Uganda on Friday passed a law making "aggravated homosexuality" a crime punishable by life in prison. Being gay was already a crime in Uganda, under a Colonial-era law, but the new law adds stiffer penalties for those accused of "repeatedly" being gay. When the measure was first introduced, in 2010, it included a maximum penalty of death — a provision that was stripped from the final bill. The Guardian takes a closer look at the outside influences that may have been behind this bill and how members of Uganada's gay community are reacting.
Pictures from the violent streets of the Central African Republic

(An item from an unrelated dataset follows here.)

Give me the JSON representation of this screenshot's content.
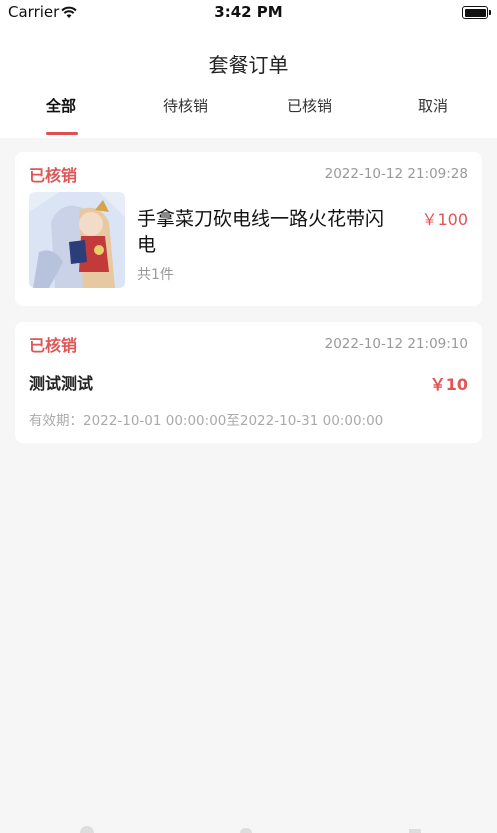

Associated Press photographer Jerome Delay has set himself up in the Central African Republic, where religious violence has killed hundreds and French and African peacekeepers are trying to . PRI's The World has a handful of Delay's images, and explains some of the tensions that led to the current round of violence.
The same conflict has embroild Syria, Lebanon, Saudi Arabia and Iraq
The Middle East has long running conflicts: in Lebanon and the Palestinian territories. The civil war in Syria has gone on for years now. Iraq continues to face sectarian violence years after the US withdrawal. The BBC has a report looking at the thread that ties many of these struggles together: a schism between the Shia and Sunni sects of Islam.
A mission to chart the stars — in 3-D
The European Space Agency has launched its Gaia space observatory on a five-year mission. Gaia is tasked with providing an incredibly accurate map of the position of stars in the Milky Way galaxy. Gaia's array of scientific instruments will repeatedly measure the positions, motions, temperatures, luminosity and composition of a billion stars. PRI's The World has the details.
What we're seeing on social
— Declan Walsh (@declanwalsh) December 20, 2013
Weather around the world
Adelaide in Australia has been gripped with heat this week. Temperatures on Thursday climbed to 106 degrees before a cool front rolled through on Friday, causing temperatures to top out at a mere 97, according to AccuWeather. Melbourne, Australia, was also hot at 104 and Sydney hit 100.